In fact, there's a significant number of the RKC's Hardstyle techniques listed in here.
He recommends a deliberate pacing for repetitions. 2 seconds down, 1 second pause, 2 seconds up specifically for the push up, and deliberate speeds similar to this for the other movements, with the recommendation to occasionally do the movements explosively.
The recommendation to start slowly is appreciated, although his example is a bit over the top regarding this. All exercise should be started slowly, both to build skill, but also to allow the slower adapting connective tissue to acclimatize to the new stimuli. There are somewhat gentle reminders that consistency and quality is the key to successful physical training in any endeavor.
So, to summarize
-entertaining and interesting read
-good progressions, including the use of cheap and unique props.
-good explanation of exercises
-good, if basic, tips on how to keep your workouts on track
-unsubstantiated claims by the anonymous author
-excessive hard selling of BWT by running down weight training
-unnecessary criticism of bodybuilders, yet the fact that you can build muscle using BWT is a theme through out the book.
-glamorizing convicts, prison chic.
Overall I don't regret this purchase. I have a bit of an issue with the excessive marketing of this product, but that is a particular quirk of mine and it's a book that I will keep in my library. I did learn a few things from it, which makes it a worthwhile purchase for me. I have to admit that I will probably purchase the sequel as well.

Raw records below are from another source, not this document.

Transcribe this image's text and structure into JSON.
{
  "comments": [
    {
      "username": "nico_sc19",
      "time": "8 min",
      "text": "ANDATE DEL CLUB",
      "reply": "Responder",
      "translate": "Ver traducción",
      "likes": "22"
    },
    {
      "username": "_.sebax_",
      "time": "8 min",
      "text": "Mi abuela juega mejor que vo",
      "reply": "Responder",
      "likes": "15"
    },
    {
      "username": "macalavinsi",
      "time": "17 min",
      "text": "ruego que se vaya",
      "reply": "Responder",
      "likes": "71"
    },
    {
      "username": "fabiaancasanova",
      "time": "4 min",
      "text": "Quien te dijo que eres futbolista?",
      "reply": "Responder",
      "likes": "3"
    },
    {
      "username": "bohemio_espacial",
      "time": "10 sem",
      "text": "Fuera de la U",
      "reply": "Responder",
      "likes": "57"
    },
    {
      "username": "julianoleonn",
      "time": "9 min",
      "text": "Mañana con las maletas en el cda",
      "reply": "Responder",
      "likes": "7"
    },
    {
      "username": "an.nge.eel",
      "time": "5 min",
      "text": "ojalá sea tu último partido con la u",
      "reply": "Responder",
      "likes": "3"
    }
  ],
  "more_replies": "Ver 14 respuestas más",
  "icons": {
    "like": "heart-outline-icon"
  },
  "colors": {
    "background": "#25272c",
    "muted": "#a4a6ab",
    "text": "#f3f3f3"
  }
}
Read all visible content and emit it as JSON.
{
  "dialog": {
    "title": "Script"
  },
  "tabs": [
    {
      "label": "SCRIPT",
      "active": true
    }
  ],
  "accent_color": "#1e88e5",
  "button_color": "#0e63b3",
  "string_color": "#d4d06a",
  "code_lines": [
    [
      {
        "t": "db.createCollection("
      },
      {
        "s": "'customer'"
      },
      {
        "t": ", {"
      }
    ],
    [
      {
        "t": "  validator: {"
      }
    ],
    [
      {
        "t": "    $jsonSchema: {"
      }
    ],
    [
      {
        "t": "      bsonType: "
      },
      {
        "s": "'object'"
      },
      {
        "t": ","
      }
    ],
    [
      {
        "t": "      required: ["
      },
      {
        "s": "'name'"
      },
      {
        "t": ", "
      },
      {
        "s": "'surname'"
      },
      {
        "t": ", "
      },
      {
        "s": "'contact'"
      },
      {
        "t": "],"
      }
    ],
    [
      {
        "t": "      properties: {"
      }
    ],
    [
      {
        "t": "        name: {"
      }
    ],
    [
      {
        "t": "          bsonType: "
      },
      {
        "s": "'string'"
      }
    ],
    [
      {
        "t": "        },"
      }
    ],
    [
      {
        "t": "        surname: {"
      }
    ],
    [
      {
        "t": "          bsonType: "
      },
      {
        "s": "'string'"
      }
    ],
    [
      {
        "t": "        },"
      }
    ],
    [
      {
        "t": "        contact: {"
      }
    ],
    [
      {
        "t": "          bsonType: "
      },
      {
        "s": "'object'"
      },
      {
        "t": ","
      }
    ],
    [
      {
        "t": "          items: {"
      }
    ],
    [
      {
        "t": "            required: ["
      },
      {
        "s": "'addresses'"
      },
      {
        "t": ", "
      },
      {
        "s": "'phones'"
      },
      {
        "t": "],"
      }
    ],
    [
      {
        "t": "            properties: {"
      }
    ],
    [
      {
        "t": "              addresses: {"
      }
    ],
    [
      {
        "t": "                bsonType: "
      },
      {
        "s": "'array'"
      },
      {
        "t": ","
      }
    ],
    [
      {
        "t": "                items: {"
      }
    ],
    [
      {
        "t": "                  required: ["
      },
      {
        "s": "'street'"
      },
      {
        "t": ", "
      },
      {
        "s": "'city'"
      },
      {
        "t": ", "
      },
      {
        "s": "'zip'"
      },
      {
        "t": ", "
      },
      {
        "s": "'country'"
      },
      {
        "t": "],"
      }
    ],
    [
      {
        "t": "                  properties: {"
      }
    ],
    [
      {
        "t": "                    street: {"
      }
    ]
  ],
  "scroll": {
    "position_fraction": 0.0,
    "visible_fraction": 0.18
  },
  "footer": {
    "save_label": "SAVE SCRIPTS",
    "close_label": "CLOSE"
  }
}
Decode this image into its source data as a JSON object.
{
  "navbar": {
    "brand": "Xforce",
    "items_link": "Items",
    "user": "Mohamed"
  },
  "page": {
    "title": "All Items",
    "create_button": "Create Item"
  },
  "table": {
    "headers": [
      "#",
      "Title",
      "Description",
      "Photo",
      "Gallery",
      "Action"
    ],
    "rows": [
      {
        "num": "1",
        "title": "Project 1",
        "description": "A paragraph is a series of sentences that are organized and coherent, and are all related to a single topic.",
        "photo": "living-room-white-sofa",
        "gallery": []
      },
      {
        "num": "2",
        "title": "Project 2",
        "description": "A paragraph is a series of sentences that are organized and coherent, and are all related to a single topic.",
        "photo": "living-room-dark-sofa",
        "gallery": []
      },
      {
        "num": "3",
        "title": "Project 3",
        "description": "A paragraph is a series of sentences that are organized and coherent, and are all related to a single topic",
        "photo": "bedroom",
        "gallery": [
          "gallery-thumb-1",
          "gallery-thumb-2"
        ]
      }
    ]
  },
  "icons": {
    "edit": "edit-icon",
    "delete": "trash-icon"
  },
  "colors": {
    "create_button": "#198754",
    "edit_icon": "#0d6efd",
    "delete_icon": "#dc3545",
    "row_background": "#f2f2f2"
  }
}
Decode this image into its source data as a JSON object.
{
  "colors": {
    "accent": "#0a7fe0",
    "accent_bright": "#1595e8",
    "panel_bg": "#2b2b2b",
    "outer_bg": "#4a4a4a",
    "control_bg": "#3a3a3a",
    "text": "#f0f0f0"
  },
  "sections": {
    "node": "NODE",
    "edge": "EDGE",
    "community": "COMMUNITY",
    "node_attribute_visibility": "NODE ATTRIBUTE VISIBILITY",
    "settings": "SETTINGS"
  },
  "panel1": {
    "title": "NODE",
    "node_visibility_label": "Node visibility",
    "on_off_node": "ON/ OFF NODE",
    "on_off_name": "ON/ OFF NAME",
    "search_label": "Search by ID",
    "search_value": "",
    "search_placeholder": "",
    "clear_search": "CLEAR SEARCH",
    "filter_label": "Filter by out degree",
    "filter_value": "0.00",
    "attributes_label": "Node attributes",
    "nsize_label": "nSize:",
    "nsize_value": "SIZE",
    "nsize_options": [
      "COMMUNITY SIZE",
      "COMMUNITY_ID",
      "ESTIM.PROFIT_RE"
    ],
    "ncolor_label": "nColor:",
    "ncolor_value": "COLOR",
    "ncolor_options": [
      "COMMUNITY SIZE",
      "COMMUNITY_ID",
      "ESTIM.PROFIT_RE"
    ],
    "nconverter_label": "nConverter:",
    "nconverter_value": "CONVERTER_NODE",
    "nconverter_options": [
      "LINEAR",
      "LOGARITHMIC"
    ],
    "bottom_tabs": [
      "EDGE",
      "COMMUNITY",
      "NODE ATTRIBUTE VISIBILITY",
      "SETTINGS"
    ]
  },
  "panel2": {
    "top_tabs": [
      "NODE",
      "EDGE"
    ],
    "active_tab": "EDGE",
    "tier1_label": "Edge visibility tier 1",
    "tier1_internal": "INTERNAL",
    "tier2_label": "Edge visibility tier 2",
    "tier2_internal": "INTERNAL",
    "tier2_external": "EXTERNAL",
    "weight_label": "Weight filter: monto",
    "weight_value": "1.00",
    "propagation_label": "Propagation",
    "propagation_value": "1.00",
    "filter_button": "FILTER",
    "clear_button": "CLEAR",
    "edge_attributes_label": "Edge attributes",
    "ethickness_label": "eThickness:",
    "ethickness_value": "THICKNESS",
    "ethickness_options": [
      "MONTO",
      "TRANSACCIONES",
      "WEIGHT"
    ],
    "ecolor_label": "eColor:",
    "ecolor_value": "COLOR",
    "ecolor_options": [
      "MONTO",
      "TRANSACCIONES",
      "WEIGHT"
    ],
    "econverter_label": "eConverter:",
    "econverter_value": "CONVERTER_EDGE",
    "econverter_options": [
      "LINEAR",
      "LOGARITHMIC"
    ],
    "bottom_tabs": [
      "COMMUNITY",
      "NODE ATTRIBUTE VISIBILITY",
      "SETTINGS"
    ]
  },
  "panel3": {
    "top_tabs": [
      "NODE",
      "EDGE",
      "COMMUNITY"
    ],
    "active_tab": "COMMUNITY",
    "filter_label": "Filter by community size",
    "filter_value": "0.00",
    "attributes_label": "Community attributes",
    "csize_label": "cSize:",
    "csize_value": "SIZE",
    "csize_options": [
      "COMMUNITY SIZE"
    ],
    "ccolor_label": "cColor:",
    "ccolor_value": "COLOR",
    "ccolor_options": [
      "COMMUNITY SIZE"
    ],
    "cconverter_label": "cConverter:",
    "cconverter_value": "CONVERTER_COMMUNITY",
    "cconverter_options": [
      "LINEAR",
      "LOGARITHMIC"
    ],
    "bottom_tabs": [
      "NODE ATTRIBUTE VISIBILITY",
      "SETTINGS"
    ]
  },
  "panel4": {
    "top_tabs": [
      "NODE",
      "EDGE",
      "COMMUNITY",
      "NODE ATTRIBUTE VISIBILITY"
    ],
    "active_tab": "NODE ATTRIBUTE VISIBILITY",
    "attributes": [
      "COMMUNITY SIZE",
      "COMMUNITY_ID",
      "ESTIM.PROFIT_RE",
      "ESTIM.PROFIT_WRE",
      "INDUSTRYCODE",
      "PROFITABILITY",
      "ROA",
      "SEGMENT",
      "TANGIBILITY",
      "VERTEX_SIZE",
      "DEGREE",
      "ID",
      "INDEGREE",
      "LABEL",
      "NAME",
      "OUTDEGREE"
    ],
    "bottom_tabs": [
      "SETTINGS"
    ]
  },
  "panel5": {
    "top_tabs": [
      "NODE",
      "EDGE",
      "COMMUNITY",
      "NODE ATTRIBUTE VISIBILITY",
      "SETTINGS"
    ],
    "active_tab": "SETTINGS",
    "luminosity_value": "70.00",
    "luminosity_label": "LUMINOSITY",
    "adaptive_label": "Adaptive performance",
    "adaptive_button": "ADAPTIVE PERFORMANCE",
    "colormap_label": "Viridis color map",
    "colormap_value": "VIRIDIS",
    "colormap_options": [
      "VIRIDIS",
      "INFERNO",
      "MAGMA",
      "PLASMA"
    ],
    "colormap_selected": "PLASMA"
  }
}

A brief note: This book was ordered on December 8th and was received on December 10th using regular shipping. It arrived damaged. I emailed Dragondoor's customer service and they said that they are sending me a replacement copy. I was very pleased with both the speed at which the order arrived and the resolution of the problem I had with damaged materials. I received the new copy of the book on December 16th, so the DD customer service is doing a great job this holiday season.